(The following is a large section that I rewrote and edited extensively for the Wikipedia article on Stephen Storace.)
There is no clear explanation why the Storaces abandoned Vienna at the height of their success there. The reasons are suggested to be more personal than professional. Certainly the Emperor spoke of her with great admiration, even using her abilities as an arbitrary unit of currency - "I'd not give you a Storace for it!". Quite possibly Nancy was under pressure from Elizabeth, who was not at all happy in Vienna, and wished to return to England with both of her children in tow. Nancy left Vienna in February of 1787, along with her "entourage" of Michael Kelly, her brother, and Thomas Attwood. Buoyed-up by their success on the Viennese stage, the coach-party which left for London could not have imagined they would find themselves rejected and unwanted in there, where their names were quite forgotten after such a long absence. Stephen was remembered - if at all - as an infant prodigy violinist at Vauxhall Gardens, and found it very hard to secure paying work without the cherubic charm of youth behind him, and moreover as an unknown composer.
The following, from Stephen's opera The Doctor and the Apothecary, was composed for Nancy in the spring of 1787, shortly after their return from Vienna to London.
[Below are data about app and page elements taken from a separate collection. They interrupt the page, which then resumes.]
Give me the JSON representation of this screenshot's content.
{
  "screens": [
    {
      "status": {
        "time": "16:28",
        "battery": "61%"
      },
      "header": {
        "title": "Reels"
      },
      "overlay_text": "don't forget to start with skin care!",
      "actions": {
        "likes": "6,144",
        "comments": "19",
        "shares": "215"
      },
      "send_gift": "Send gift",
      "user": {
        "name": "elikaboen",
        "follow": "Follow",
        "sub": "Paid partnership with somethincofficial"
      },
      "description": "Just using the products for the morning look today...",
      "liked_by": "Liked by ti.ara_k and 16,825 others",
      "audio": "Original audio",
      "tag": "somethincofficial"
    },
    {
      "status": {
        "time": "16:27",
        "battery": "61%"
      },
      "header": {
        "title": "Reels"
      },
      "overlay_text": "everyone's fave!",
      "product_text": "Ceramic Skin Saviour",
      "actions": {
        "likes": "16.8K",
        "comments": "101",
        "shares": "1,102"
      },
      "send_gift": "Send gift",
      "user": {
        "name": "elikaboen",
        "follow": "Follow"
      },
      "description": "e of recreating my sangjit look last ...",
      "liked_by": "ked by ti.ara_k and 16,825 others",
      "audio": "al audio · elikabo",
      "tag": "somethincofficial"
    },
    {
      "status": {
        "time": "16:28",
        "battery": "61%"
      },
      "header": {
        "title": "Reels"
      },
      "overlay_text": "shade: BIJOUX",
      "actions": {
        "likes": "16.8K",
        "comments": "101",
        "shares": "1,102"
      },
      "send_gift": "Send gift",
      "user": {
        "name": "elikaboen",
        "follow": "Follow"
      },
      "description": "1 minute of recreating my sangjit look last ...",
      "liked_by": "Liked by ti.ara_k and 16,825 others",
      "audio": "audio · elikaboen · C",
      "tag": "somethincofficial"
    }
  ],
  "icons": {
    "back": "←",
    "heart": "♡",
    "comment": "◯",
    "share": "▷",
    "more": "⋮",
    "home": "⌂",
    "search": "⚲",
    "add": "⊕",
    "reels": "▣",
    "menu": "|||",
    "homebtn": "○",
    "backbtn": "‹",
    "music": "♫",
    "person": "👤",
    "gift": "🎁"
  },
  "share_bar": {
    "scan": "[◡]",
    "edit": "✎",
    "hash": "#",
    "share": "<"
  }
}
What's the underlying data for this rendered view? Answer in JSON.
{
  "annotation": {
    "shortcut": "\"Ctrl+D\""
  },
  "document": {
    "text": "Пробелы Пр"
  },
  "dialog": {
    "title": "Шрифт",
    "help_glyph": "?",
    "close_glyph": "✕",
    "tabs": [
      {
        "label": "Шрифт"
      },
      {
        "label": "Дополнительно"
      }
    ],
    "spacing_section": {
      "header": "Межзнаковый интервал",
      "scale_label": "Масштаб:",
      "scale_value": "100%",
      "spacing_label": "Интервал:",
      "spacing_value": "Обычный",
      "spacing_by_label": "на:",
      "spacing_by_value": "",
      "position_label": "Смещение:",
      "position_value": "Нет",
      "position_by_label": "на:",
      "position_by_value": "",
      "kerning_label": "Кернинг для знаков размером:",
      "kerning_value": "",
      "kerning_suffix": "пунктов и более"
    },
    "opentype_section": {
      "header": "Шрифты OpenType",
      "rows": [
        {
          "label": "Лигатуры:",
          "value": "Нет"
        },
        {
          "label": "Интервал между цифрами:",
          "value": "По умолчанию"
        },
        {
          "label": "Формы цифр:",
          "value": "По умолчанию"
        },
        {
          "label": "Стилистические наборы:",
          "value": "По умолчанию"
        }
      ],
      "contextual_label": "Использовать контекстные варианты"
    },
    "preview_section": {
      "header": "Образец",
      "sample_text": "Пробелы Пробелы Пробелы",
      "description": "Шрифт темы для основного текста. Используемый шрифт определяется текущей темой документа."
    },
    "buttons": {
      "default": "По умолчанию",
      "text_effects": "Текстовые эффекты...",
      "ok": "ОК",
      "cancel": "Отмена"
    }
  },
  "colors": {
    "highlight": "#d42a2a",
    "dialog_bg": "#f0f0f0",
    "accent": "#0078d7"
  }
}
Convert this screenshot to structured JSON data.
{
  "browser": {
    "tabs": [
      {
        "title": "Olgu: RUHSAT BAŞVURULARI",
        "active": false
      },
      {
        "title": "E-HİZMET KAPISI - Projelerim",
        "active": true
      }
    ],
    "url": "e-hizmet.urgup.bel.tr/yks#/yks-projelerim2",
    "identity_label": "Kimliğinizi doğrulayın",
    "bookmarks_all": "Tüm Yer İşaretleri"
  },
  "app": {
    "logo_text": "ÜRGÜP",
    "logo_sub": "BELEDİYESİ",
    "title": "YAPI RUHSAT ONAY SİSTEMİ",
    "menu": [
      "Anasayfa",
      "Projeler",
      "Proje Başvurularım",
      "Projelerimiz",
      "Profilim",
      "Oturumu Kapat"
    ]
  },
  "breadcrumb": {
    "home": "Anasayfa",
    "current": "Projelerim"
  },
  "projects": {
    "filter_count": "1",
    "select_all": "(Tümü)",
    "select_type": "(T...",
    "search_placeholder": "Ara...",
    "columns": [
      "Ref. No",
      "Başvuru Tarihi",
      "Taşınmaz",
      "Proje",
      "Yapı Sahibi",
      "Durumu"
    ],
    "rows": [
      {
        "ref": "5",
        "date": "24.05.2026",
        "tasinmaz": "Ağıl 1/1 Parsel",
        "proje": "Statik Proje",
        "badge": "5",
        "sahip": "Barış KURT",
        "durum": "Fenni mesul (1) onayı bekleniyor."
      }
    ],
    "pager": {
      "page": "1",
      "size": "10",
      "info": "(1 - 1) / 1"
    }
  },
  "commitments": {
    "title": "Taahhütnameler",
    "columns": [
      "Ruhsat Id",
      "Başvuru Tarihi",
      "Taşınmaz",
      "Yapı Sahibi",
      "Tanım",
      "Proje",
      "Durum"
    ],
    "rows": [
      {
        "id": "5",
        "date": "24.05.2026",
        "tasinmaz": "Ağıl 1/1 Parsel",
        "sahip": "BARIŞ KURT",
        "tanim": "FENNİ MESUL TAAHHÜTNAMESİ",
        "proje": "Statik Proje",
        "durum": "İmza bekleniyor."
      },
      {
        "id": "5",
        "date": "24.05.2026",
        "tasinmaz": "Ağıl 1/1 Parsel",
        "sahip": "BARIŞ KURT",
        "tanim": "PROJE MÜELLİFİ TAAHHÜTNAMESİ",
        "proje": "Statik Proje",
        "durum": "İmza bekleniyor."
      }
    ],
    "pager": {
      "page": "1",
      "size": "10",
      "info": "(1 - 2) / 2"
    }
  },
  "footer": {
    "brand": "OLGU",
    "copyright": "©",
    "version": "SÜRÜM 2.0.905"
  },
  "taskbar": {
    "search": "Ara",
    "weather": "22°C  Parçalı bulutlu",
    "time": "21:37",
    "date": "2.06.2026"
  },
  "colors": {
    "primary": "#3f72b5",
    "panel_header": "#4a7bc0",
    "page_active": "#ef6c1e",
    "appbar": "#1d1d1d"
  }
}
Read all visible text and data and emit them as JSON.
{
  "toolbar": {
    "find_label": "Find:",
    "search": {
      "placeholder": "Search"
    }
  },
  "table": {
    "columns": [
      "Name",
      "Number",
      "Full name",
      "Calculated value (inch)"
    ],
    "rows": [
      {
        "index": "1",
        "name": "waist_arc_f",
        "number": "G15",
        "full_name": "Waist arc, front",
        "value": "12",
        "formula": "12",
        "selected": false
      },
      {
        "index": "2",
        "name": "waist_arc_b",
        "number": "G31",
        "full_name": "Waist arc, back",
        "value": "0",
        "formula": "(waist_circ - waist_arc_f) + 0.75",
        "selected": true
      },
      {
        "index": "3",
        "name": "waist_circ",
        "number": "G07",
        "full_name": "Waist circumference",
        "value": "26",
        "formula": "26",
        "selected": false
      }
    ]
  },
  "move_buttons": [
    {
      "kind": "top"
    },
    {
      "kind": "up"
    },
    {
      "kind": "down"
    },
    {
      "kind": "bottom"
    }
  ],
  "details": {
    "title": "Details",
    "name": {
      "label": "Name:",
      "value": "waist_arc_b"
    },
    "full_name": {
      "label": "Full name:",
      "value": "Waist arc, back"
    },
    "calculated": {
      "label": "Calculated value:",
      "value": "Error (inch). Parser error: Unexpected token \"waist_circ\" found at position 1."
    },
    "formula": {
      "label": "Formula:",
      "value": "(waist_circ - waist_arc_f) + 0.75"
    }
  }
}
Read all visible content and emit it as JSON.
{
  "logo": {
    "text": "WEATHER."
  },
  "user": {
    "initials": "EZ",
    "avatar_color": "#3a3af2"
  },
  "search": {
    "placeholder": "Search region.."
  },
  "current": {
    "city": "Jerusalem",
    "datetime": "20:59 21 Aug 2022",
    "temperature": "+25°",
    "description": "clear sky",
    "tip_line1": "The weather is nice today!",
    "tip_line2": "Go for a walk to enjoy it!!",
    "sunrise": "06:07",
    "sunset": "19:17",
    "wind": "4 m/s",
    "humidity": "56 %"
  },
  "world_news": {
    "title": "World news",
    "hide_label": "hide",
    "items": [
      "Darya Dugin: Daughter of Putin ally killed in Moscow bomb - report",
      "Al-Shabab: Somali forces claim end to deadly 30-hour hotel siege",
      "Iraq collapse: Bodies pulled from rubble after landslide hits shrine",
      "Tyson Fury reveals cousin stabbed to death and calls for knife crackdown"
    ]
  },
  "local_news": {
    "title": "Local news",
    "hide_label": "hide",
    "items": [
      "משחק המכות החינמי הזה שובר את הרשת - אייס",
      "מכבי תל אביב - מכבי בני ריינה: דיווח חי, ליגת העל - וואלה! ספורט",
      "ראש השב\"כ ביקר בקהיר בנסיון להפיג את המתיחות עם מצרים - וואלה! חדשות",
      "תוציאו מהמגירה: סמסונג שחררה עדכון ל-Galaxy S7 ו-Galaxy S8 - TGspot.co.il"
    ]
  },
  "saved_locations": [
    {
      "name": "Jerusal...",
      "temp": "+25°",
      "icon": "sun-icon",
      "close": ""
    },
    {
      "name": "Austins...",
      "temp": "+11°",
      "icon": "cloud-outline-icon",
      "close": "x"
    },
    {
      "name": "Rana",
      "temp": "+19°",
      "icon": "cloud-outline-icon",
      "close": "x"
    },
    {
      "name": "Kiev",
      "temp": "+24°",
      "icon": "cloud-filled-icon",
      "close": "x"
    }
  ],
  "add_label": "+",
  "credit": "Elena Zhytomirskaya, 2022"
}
It clearly shows a strong Mozart influence.
Part II, tomorrow!